Problem details: If an entry holds a picture, drop the picture but restate the entry word for word.

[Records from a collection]
BEGIN
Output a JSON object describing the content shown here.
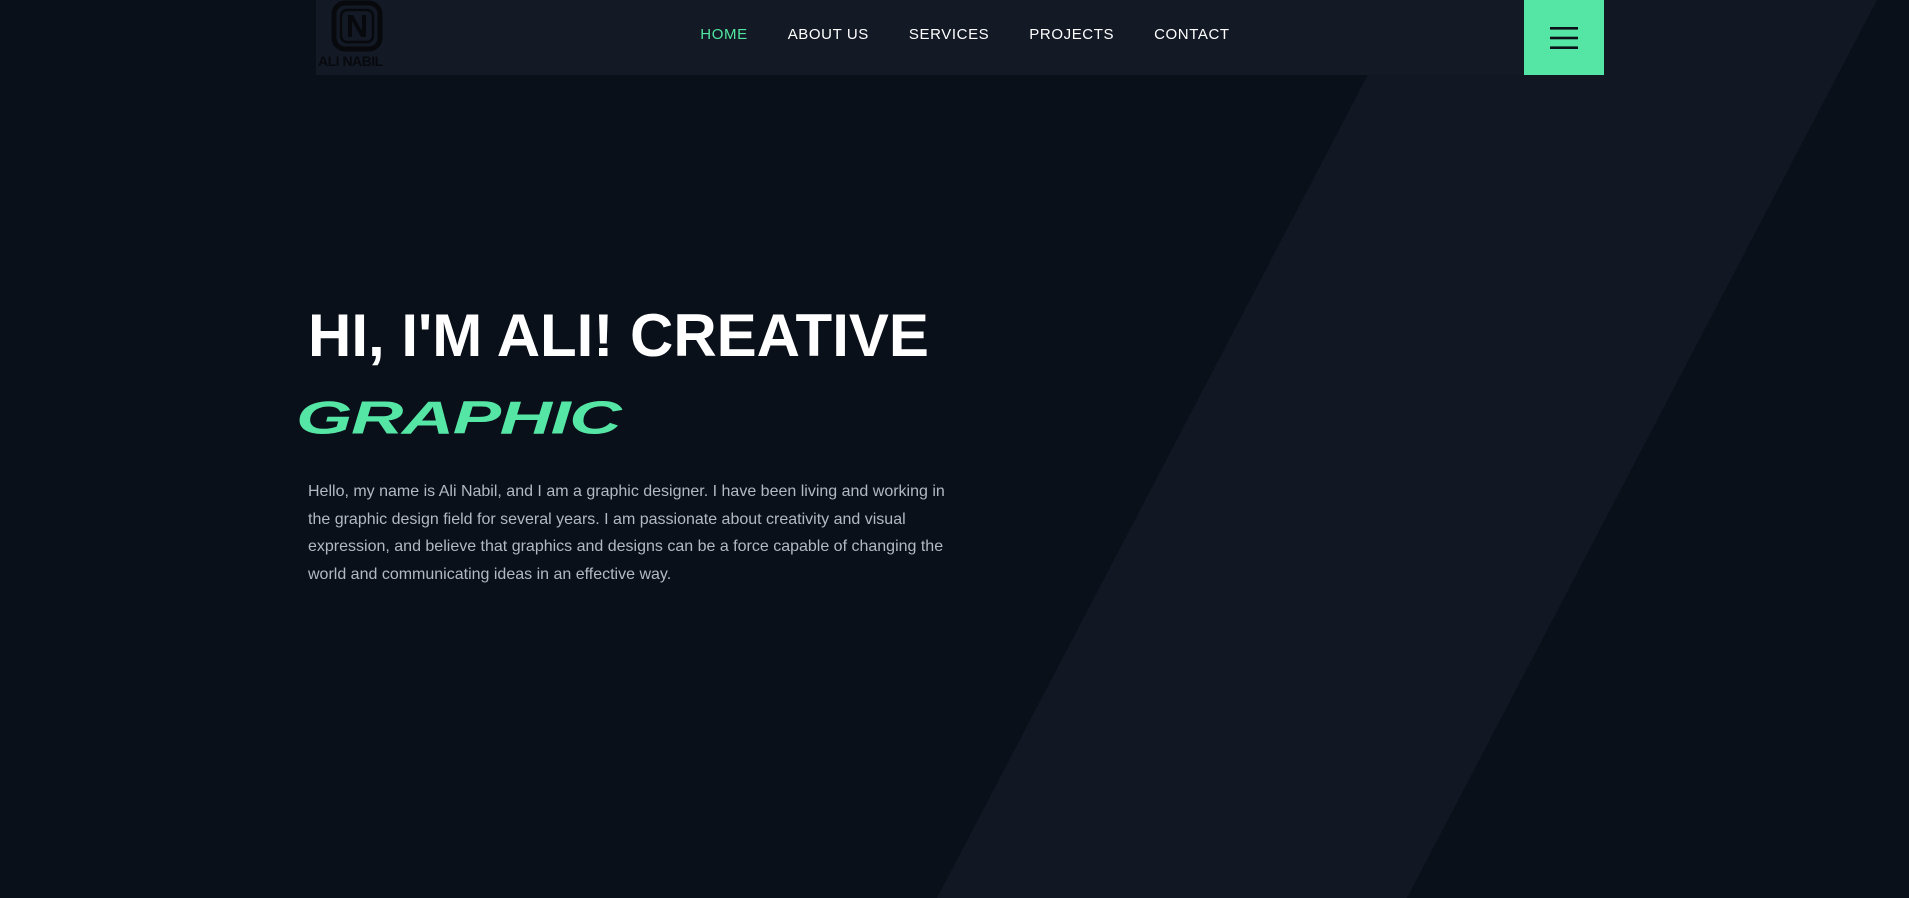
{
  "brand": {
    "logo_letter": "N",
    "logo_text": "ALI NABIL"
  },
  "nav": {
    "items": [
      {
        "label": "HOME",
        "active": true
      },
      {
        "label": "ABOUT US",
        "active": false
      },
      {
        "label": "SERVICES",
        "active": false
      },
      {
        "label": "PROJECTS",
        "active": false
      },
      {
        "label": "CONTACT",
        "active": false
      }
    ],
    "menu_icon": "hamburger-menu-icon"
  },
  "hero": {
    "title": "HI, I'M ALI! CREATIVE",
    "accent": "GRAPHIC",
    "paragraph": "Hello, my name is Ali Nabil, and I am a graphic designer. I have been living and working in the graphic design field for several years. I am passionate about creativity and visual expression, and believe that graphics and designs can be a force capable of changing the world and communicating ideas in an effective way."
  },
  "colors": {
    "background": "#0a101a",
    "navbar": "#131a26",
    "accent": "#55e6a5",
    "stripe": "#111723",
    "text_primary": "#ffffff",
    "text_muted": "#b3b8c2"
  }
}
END
Final answer:
Output a JSON object describing the content shown here.
{
  "brand": {
    "logo_letter": "N",
    "logo_text": "ALI NABIL"
  },
  "nav": {
    "items": [
      {
        "label": "HOME",
        "active": true
      },
      {
        "label": "ABOUT US",
        "active": false
      },
      {
        "label": "SERVICES",
        "active": false
      },
      {
        "label": "PROJECTS",
        "active": false
      },
      {
        "label": "CONTACT",
        "active": false
      }
    ],
    "menu_icon": "hamburger-menu-icon"
  },
  "hero": {
    "title": "HI, I'M ALI! CREATIVE",
    "accent": "GRAPHIC",
    "paragraph": "Hello, my name is Ali Nabil, and I am a graphic designer. I have been living and working in the graphic design field for several years. I am passionate about creativity and visual expression, and believe that graphics and designs can be a force capable of changing the world and communicating ideas in an effective way."
  },
  "colors": {
    "background": "#0a101a",
    "navbar": "#131a26",
    "accent": "#55e6a5",
    "stripe": "#111723",
    "text_primary": "#ffffff",
    "text_muted": "#b3b8c2"
  }
}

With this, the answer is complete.